During the Reformation, Spain saw itself as a stronghold of Catholicism…but France was a pretty close second. The Huguenots (French adherents to Calvin’s writing) were never more than a small minority — but they were a vocal one. Besides, they had half of the nobility on their side.
The royal family — the Valois — was still vehemently Catholic.
– King Charles IX, age eleven
– Catherine de’ Medici (really in charge here)
– King Charles IX
– Future King Henry III
– Marguerite de Valois
– Henry of Navarre
– Jeanne D’Albert
If you think this sounds like trouble, you’re not alone. Violence began erupting between the two groups. In an effort to smooth things over, a marriage was arranged between the king’s sister and the sun of Jeanne D’Albert, the de facto leader of the Huguenots.
Unfortunately, the wedding of the Huguenot leader brought lots of Huguenots together in one place, leading to the worst clash yet: the bloody St. Bartholemew’s Day Massacre.
In short: lots of Huguenots died.

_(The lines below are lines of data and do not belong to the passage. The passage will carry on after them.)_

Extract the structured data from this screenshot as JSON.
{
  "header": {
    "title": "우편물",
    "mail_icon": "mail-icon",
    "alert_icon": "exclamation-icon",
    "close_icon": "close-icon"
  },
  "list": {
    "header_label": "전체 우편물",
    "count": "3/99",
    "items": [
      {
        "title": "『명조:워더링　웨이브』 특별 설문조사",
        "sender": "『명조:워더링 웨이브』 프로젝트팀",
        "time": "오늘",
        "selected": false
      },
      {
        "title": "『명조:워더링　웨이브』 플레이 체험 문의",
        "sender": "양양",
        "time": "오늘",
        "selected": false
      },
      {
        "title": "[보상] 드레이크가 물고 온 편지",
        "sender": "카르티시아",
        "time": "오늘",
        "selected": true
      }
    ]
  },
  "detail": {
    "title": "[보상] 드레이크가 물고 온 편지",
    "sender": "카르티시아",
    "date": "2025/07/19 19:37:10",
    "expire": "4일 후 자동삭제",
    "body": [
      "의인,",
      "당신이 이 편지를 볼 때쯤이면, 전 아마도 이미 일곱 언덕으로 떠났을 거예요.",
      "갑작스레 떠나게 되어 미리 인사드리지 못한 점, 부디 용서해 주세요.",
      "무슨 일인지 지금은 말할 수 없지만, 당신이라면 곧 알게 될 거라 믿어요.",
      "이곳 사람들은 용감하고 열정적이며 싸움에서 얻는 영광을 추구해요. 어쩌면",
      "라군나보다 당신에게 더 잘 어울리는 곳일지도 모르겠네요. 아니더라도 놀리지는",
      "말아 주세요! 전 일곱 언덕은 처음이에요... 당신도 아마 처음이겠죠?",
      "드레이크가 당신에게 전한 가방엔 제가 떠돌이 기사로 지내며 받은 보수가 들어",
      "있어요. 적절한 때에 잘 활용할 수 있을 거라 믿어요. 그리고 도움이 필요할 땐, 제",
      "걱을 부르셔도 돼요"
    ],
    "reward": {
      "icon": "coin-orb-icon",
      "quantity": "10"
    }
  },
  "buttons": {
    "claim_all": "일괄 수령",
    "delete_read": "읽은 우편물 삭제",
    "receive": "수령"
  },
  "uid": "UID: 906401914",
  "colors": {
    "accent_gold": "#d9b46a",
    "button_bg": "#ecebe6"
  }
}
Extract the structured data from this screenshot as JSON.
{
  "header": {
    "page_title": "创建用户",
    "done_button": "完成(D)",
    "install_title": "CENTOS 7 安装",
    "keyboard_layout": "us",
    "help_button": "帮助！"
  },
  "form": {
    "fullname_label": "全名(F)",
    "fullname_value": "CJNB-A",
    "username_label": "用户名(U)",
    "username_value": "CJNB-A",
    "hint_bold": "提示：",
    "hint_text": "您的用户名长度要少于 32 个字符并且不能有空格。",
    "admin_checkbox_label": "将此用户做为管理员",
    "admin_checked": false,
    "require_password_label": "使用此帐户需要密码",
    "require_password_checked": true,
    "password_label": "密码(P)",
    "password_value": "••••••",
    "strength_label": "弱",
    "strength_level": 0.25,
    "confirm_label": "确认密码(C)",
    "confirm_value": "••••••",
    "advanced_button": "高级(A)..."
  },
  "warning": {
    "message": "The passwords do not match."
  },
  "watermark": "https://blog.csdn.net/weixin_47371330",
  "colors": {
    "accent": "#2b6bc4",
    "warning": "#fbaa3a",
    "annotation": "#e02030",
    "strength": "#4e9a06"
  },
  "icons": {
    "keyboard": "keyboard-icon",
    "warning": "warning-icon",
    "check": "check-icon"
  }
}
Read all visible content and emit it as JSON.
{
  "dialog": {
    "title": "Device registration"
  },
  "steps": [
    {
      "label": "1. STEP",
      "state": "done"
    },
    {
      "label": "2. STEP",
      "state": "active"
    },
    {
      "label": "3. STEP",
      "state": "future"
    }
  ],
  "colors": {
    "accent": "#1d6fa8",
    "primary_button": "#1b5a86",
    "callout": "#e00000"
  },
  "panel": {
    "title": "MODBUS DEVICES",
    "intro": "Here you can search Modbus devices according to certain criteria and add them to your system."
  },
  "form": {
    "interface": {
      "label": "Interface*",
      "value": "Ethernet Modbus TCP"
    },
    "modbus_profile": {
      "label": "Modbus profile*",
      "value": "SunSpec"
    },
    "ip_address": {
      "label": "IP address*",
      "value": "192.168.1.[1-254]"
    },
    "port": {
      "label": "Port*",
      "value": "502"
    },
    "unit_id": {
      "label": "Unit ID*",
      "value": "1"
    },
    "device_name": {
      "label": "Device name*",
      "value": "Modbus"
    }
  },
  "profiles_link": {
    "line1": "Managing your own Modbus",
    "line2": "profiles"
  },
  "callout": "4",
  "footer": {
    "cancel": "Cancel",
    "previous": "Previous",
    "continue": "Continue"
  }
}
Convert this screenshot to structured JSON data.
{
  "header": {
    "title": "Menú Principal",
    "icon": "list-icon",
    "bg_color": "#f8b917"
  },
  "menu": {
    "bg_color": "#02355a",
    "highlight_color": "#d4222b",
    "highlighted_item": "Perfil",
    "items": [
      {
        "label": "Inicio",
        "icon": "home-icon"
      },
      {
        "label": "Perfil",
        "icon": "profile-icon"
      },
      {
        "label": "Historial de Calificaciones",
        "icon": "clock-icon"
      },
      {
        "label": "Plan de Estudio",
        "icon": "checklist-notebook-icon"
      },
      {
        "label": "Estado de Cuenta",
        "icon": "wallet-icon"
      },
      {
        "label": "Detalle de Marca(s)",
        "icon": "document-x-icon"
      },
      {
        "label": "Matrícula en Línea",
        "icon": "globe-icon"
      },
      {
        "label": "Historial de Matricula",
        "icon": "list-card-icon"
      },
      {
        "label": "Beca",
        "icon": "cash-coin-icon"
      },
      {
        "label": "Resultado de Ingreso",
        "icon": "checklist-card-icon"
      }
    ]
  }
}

Sounds bad, right? Well, it’ll get worse: When Henry III ends up on the throne, he ignores Mom’s influence and tries to be more moderate. But she isn’t the only crazy Catholic in the country…
Next time: The War of the Three Henries